Heat the oil in a stockpot on medium-high and add the purée and the rest of the spices. Fry for 3-4 minutes till fragrant.
|Fry the spice paste|
Now add the fish as well as the oil and brine from the tins to the stockpot and mash them with a masher or a fork till smooth.
Stir to combine with the spice paste and then add the flour solution you made earlier as well as the stock.
|Mash the tinned fish|
Bring to the boil, turn the heat down to medium and simmer vigorously for 30 minutes.
Now add the quartered onions, the banana blossom if using and 2 litres of water, turn the heat down to medium-low and simmer for 2 more hours, stirring from time to time.
Meanwhile, put the noodles into a heatproof bowl, generously cover with just-boiled water, untangle with a fork and then leave to soak for 15 minutes. Drain the noodles into a colander and rinse them thoroughly with cold running water.
Leave the colander in the sink to allow any residual water to keep draining. The Burmese don't like mushy or starchy noodles and this process gives the best result.
|Rice vermicelli draining on the top left|
Just before you're ready to serve, heat 2 tablespoons oil in a frying-pan on medium, add the fishcake and fry for 5 minutes till golden. Set to one side.

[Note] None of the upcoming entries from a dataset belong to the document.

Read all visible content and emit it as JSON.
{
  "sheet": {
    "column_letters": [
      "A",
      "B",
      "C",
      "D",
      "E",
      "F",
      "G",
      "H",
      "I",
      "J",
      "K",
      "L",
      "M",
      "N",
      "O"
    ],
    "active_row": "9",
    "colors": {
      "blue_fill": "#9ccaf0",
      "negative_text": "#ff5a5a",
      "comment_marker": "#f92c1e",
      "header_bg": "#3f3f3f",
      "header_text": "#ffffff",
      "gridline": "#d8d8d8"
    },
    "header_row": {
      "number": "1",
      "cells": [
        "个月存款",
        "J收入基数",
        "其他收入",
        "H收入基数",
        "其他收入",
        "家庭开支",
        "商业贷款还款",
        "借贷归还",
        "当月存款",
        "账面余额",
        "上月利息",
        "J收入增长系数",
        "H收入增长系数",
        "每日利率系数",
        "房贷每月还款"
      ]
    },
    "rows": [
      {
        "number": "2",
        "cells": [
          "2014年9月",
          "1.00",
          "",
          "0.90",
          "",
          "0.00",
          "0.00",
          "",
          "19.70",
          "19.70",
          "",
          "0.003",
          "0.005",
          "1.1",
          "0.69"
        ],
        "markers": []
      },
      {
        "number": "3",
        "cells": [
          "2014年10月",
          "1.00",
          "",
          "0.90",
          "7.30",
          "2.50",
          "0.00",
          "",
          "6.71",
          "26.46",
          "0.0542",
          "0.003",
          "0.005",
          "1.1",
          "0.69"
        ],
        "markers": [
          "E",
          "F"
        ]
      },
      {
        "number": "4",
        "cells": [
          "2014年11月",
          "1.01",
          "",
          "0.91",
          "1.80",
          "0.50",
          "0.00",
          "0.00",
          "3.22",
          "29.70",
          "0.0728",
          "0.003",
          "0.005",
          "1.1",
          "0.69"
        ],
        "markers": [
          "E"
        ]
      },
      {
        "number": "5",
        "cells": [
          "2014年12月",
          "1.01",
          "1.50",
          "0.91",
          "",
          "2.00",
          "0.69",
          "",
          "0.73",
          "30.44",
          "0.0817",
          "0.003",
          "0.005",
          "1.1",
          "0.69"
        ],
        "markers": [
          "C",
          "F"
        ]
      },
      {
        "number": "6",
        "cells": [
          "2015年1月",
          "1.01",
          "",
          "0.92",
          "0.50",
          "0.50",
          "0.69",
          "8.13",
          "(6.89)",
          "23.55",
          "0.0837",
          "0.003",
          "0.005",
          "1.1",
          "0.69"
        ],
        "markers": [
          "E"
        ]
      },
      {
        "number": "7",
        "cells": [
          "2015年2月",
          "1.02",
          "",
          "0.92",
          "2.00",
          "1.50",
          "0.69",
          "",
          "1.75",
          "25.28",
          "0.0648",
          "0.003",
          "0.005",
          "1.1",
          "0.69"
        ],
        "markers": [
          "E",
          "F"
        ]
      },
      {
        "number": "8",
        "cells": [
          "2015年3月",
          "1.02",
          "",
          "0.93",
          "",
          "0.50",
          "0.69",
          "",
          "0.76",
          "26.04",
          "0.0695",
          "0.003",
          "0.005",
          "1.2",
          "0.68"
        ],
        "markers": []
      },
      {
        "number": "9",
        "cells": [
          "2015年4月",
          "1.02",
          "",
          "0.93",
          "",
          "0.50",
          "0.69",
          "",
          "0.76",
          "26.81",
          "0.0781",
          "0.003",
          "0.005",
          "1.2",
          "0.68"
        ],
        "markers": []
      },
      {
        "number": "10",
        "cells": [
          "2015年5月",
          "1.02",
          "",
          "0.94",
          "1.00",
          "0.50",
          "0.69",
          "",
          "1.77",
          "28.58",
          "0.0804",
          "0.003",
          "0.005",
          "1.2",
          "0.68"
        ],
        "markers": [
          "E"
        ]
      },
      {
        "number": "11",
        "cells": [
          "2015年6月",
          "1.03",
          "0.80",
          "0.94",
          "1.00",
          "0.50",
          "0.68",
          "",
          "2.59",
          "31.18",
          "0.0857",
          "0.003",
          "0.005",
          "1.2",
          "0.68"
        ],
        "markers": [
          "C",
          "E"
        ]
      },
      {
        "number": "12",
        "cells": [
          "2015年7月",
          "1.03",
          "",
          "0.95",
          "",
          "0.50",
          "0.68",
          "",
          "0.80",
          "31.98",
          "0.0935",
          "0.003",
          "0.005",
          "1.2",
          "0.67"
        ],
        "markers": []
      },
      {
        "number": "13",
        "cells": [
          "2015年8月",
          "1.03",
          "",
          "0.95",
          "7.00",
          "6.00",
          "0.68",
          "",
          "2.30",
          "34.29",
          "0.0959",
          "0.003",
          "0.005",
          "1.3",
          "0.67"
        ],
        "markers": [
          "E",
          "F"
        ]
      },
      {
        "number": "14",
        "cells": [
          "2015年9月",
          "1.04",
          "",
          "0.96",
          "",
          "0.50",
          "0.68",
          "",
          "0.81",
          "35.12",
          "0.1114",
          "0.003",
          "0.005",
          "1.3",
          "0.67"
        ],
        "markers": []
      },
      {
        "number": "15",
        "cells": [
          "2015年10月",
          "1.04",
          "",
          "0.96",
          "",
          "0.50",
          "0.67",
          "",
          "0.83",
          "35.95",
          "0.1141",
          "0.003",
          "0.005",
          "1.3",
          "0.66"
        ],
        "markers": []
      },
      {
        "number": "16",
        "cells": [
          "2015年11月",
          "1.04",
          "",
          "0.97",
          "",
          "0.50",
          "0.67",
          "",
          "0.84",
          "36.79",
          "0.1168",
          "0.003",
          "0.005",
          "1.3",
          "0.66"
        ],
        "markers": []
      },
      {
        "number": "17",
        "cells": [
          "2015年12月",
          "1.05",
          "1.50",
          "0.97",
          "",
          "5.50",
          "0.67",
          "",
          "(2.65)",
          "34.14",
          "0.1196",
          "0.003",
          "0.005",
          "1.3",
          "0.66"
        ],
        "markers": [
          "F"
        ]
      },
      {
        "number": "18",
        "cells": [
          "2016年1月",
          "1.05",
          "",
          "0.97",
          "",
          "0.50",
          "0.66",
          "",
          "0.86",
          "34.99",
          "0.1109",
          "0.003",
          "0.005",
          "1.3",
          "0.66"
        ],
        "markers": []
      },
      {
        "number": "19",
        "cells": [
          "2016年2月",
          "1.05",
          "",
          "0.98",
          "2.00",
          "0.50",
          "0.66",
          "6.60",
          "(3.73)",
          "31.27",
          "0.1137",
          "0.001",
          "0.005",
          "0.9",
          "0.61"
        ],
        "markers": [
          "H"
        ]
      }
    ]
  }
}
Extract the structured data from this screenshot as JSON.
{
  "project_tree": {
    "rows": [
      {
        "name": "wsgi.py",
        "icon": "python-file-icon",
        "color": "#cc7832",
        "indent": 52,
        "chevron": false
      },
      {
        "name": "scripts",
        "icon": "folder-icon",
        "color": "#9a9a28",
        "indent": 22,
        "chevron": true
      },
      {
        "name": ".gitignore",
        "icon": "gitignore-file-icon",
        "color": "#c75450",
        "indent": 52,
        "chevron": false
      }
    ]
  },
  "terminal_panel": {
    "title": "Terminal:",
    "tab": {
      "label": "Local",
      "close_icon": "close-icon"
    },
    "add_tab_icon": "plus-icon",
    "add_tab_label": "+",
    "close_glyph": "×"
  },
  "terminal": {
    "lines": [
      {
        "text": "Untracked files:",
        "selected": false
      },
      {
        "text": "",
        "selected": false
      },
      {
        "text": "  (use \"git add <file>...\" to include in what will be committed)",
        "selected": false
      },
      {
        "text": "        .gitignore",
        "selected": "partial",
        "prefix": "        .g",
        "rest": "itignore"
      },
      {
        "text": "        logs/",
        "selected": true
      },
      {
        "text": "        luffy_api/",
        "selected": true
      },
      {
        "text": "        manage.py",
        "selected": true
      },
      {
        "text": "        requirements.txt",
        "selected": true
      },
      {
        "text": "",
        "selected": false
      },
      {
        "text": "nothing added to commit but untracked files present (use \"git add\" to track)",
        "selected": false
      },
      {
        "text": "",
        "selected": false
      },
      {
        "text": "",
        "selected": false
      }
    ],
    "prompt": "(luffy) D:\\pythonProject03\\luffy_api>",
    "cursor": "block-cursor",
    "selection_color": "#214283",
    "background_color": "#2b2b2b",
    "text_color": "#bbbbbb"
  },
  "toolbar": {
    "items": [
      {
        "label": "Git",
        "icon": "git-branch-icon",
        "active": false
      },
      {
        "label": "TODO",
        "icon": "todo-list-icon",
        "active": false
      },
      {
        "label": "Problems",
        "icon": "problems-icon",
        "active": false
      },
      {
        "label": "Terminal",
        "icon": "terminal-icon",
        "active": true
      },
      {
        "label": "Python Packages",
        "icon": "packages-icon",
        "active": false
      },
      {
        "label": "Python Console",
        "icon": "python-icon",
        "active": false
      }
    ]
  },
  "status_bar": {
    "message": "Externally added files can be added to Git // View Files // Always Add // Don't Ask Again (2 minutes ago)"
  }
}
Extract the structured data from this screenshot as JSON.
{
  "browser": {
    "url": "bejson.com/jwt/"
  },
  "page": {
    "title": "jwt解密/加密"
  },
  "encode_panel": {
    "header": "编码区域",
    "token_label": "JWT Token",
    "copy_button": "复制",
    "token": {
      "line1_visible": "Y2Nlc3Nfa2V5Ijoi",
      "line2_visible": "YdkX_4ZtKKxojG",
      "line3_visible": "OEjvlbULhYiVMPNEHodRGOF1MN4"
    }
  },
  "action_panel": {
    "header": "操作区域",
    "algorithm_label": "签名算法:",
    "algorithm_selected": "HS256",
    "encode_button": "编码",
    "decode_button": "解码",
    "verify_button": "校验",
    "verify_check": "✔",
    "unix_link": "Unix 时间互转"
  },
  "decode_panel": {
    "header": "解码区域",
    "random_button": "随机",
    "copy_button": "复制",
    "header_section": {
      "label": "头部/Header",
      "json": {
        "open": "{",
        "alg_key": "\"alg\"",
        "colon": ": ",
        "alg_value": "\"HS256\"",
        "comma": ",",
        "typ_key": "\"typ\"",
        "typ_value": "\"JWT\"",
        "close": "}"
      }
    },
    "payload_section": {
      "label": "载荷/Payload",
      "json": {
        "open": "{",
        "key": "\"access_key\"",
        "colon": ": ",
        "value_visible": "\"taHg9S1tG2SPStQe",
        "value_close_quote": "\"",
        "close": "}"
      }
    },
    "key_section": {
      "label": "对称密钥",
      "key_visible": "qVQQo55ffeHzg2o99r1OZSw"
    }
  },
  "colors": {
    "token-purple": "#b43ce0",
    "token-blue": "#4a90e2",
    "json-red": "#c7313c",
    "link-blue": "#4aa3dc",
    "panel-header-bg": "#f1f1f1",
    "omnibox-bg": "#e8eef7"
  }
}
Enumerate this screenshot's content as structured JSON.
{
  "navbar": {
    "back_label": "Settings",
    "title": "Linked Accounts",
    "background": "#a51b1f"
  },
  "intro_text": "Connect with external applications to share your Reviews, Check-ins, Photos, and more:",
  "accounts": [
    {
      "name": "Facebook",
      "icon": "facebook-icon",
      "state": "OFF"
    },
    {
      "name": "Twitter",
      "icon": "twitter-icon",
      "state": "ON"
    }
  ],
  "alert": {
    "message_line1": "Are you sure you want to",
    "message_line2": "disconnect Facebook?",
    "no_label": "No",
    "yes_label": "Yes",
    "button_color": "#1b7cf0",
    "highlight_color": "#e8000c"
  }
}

When you're ready to serve, stir the fish sauce into the stockpot of broth.
Now divide the noodles amongst pasta plates (should be about a handful in each), and ladle the hot soup on top (which will reheat the noodles).
Garnish each dish with fishcake, chunks of split pea cracker, egg and coriander leaves and serve with lime wedges, fish sauce and chilli and garlic oil on the side.
As for utensils, ideally you should use metal Chinese spoons as you can see in all the photos and the video. We actually call them mohinga zun which means "mohinga spoons" in Burmese.
Failing that, use tablespoons, but never ever ever eat mohinga with chopsticks - it's the heinous equivalent of heating gazpacho ...
|All for me ...|
NOTE: Mohinga should be made with the stem of the banana plant, but this isn't available in the West as far as I know. A good substitute is fresh shredded banana blossom - you can buy whole flowers/buds and prepare it yourself (just the white part) or buy ready-sliced in packets in Vietnamese supermarkets where it's known as Bắp Chuối.
Here's a good review of where to eat mohinga in Yangon, by the London Review of Breakfasts.
Thanks for sharing.
It is not 'catfish chowder' !!
You think you have become "american" all of a sudden ... you ngapi girl ???? !!!
"Chowder" is a term which implies a thickened fish or seafood stew eaten with crackers. It's a perfectly adequate way of explaining mohinga to people who aren't familiar with it. And if I used the word "casserole", I suppose you'd accuse me of wanting to be French.
Why on earth are you so rude? And I'm very proud of being a ngapi girl - I'm Burmese so ngapi runs through my veins.
(incidentally, to the rest of my readers, "Anonymous" went to the trouble of emailing me a MUCH more abusive version of this comment using a programme that hides the identity of the sender. Nice person.).
One question - any chance you would publish the recipe for the be-gyun kyaw? The recipe says 'coming soon' but couldn't find it in your index of recipes.
Thanks again :)